CABBAGES & KINGS

Hill of Beans

A heary Beacon Hill dame surveyed Boston's historic Common Saturday evening. To a little girl who had just spilt a plate of beans on the historic Mall, she snapped, "You should be ashamed of yourself for making such a mess. Clean it right up." Apparently the spectacle of ten thousand people eating five tons of beans rubbled her sensitively.

For sheer quantity the mammoth bean dinner was the high spot of Boston's five-day Jubilee. The beans alone would have stretched from the Common to Central Park if placed bean to bean rather than gobbled by Boston citizenry. And from beans, the dinners gulped on to three tons of potato salad and to 12,000 oven-hot miniature pies. "The most historic event in centuries," said Mayor Hynes in an after-dinner speech.

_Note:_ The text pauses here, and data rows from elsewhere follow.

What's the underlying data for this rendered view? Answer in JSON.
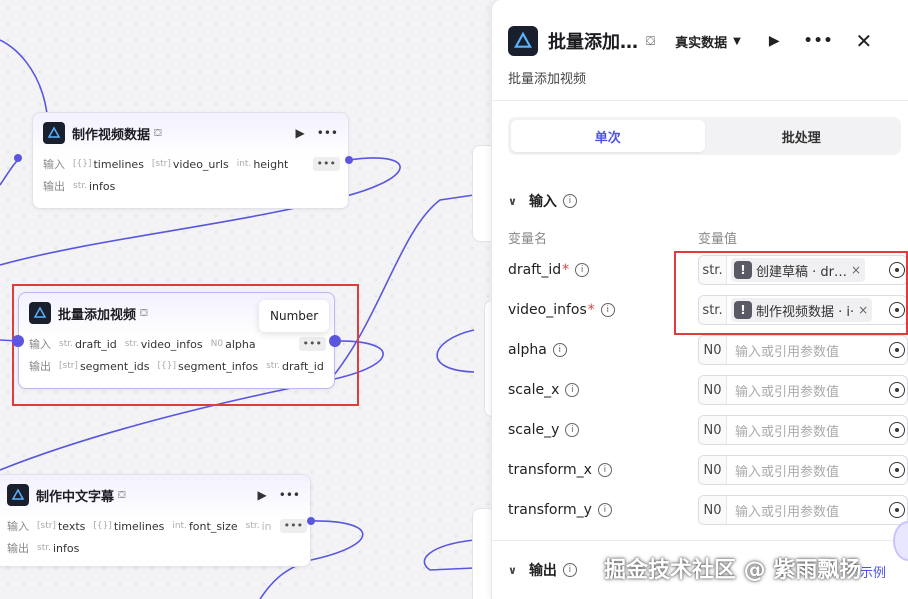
{
  "nodes": {
    "video_data": {
      "title": "制作视频数据",
      "store_icon": "store-icon",
      "input_label": "输入",
      "output_label": "输出",
      "inputs": [
        {
          "type": "[{}]",
          "name": "timelines"
        },
        {
          "type": "[str]",
          "name": "video_urls"
        },
        {
          "type": "int.",
          "name": "height"
        }
      ],
      "outputs": [
        {
          "type": "str.",
          "name": "infos"
        }
      ]
    },
    "batch_add": {
      "title": "批量添加视频",
      "store_icon": "store-icon",
      "input_label": "输入",
      "output_label": "输出",
      "inputs": [
        {
          "type": "str.",
          "name": "draft_id"
        },
        {
          "type": "str.",
          "name": "video_infos"
        },
        {
          "type": "N0",
          "name": "alpha"
        }
      ],
      "outputs": [
        {
          "type": "[str]",
          "name": "segment_ids"
        },
        {
          "type": "[{}]",
          "name": "segment_infos"
        },
        {
          "type": "str.",
          "name": "draft_id"
        }
      ],
      "tooltip": "Number"
    },
    "subtitle": {
      "title": "制作中文字幕",
      "store_icon": "store-icon",
      "input_label": "输入",
      "output_label": "输出",
      "inputs": [
        {
          "type": "[str]",
          "name": "texts"
        },
        {
          "type": "[{}]",
          "name": "timelines"
        },
        {
          "type": "int.",
          "name": "font_size"
        },
        {
          "type": "str.",
          "name": "in"
        }
      ],
      "outputs": [
        {
          "type": "str.",
          "name": "infos"
        }
      ]
    }
  },
  "panel": {
    "title": "批量添加…",
    "mode": "真实数据",
    "description": "批量添加视频",
    "tabs": [
      {
        "label": "单次",
        "active": true
      },
      {
        "label": "批处理",
        "active": false
      }
    ],
    "input_section": "输入",
    "col_name": "变量名",
    "col_value": "变量值",
    "params": [
      {
        "name": "draft_id",
        "required": true,
        "type": "str.",
        "ref": "创建草稿 · dr…"
      },
      {
        "name": "video_infos",
        "required": true,
        "type": "str.",
        "ref": "制作视频数据 · i·"
      },
      {
        "name": "alpha",
        "required": false,
        "type": "N0",
        "placeholder": "输入或引用参数值"
      },
      {
        "name": "scale_x",
        "required": false,
        "type": "N0",
        "placeholder": "输入或引用参数值"
      },
      {
        "name": "scale_y",
        "required": false,
        "type": "N0",
        "placeholder": "输入或引用参数值"
      },
      {
        "name": "transform_x",
        "required": false,
        "type": "N0",
        "placeholder": "输入或引用参数值"
      },
      {
        "name": "transform_y",
        "required": false,
        "type": "N0",
        "placeholder": "输入或引用参数值"
      }
    ],
    "output_section": "输出"
  },
  "watermark": "掘金技术社区 @ 紫雨飘扬",
  "watermark_partial": "示例",
  "colors": {
    "accent": "#4d53e8",
    "edge": "#5a56e0",
    "highlight": "#e23b3b"
  }
}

A plate of Common beans breaks social conventions. Diners conversed genially with people they had never eaten beans with before. And at one table a graying spinster pocketed all the sugar lumps; when a search ensued for coffee sweetening, she dug into her pockets, produced two handfuls of sugar, and grinned, "I took then for my horse."

Two hundred and fifty policemen guarded the bean eaters from thousands of hungry spectators. Local politicians, speaking after dinner, took a sharp look into the political future, apologized for the shortage of tickets, and promised more bean fetes to come.

Following the politicians, Chamber of Commerce officials thanked unheard of committees and unheard of committee heads for "splendid efforts;" the crowd applauded politely, and dwindled. People perked up, though, when Burl Ives appeared to banjo "The Blue Tail Fly," and they joined in the "cracked corn" chorus. Then the dinner chairman arose and introduced a bagpipe band. Cranced necks and scampering children greeted it with curiosity; but when it played "Auld Lang Syne" only a few voices followed the chairman's plea for song. Instead, most people started moving away.

By eight o'clock the crowd had gone. The historic Hall was littered with bean-smeared paper plates, and dirty-faced children ran from table to table, swiping pickles, rolls, and ketchup bottles. Despite the old lady, no one was ashamed.